## Exercise aim
The records follow. Count the lines holding "this" and give only the number.

Page and application data records
%%

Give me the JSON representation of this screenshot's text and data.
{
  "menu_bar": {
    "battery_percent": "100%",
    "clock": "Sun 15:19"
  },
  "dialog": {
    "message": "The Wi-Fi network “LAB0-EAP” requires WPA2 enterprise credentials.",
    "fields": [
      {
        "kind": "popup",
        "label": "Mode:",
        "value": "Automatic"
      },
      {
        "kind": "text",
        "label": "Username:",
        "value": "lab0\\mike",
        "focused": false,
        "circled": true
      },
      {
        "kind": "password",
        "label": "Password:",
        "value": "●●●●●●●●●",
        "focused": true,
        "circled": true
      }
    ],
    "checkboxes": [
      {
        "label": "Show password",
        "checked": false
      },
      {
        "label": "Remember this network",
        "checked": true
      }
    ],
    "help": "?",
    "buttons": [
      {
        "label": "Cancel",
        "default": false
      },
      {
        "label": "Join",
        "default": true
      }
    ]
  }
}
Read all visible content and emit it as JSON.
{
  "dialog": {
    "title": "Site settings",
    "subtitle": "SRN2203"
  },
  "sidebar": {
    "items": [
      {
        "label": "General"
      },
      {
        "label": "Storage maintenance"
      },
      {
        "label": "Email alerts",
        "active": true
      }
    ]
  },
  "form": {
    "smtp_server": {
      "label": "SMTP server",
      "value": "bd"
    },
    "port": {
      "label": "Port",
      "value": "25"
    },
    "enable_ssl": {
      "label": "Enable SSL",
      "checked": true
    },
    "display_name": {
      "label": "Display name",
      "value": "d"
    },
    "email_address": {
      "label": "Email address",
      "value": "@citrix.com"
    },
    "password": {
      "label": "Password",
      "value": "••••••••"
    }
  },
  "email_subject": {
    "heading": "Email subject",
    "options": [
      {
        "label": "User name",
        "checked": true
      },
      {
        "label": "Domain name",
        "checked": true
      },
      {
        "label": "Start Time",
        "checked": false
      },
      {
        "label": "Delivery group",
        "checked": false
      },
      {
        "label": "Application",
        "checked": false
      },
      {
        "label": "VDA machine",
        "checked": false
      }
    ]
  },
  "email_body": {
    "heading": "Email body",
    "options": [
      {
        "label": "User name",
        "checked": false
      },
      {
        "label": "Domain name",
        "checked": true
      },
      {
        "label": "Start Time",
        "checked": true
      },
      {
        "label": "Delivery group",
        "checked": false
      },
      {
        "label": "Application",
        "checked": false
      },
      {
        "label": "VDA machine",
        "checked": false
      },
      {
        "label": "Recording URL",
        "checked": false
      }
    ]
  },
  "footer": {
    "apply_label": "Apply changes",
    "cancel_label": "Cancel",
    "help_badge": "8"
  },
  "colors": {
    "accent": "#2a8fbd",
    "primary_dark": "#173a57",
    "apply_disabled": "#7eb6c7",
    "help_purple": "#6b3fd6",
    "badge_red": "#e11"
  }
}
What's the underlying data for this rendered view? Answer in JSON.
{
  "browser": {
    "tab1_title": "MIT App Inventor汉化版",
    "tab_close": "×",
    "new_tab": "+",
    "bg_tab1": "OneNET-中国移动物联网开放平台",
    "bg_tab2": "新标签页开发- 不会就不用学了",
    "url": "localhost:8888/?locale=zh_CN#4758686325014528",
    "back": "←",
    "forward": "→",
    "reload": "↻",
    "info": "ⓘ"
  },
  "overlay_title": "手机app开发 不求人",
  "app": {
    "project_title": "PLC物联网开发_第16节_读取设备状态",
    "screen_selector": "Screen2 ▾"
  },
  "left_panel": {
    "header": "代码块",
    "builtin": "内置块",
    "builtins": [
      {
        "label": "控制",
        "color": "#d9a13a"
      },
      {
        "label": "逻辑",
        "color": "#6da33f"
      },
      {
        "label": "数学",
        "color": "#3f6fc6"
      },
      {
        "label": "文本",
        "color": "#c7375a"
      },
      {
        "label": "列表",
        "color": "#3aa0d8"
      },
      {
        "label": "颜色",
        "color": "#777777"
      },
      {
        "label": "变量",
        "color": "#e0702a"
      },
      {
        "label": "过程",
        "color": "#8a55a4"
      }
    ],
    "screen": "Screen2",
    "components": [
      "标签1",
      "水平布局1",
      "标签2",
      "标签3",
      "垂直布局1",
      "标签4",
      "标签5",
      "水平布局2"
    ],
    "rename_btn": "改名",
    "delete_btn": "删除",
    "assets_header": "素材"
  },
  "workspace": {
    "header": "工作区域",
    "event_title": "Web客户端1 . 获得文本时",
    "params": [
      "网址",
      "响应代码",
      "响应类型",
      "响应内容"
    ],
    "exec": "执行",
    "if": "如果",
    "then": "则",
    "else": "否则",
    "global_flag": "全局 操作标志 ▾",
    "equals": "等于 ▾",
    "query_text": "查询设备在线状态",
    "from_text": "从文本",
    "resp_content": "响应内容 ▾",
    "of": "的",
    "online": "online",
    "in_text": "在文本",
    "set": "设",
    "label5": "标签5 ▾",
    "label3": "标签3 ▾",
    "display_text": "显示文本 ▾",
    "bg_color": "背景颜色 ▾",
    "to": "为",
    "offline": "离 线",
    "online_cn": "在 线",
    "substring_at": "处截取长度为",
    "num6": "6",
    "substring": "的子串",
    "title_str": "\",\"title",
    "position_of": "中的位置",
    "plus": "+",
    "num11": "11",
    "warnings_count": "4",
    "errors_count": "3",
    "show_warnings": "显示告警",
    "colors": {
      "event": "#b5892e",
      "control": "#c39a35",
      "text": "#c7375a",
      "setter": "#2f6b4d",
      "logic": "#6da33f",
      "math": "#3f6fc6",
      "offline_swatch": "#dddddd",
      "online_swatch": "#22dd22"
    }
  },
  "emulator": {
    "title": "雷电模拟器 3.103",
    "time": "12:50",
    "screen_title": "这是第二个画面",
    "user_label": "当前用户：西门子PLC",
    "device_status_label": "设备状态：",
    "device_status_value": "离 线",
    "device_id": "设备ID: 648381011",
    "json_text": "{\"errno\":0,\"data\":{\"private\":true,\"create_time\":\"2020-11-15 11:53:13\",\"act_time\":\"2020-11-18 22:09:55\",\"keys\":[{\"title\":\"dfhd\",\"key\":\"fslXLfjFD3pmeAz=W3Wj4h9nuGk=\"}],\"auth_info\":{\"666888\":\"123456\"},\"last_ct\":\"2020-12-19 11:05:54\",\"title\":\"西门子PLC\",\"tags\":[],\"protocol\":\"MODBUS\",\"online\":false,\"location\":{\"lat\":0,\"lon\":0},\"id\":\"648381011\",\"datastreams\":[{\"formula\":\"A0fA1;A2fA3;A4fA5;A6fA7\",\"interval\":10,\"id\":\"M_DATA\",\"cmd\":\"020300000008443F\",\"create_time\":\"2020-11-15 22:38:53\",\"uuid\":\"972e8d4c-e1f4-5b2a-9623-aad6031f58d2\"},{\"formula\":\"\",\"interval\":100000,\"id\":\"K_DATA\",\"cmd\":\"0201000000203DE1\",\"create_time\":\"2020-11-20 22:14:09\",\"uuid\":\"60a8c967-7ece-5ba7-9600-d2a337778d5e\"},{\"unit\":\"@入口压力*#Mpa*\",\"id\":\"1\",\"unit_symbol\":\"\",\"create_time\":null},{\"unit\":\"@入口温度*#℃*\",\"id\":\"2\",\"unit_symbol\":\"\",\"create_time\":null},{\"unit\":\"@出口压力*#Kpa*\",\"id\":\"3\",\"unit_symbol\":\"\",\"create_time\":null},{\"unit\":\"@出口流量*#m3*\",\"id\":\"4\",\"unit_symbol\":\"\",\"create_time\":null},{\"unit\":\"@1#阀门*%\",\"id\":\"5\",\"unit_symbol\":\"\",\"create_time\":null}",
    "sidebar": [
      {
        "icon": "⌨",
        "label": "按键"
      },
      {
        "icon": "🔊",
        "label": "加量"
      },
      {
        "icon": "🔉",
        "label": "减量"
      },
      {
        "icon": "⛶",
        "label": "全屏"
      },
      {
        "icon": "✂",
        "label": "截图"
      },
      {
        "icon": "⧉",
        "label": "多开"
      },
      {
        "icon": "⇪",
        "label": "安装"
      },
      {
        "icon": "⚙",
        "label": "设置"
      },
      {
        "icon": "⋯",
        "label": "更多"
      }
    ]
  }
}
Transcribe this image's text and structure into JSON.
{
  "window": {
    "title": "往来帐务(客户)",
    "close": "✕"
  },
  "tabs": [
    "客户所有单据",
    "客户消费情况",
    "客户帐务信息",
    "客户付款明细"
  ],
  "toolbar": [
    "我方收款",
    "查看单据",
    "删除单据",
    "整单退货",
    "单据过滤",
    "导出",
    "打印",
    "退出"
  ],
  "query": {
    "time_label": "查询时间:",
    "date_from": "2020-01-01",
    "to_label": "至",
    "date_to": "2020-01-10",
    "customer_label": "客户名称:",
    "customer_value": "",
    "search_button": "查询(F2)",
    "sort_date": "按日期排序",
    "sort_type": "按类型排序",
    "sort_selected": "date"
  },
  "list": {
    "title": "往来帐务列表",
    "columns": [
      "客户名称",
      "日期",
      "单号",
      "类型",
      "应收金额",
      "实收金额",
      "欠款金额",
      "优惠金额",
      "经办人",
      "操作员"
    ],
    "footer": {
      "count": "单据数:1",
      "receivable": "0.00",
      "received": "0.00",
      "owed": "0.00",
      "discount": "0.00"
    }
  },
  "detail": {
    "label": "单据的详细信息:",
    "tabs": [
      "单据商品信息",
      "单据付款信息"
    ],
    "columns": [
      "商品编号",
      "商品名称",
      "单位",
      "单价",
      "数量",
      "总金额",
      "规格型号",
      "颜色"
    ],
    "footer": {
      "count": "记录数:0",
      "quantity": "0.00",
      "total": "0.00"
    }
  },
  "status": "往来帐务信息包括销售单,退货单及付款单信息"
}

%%

## Exercise result
4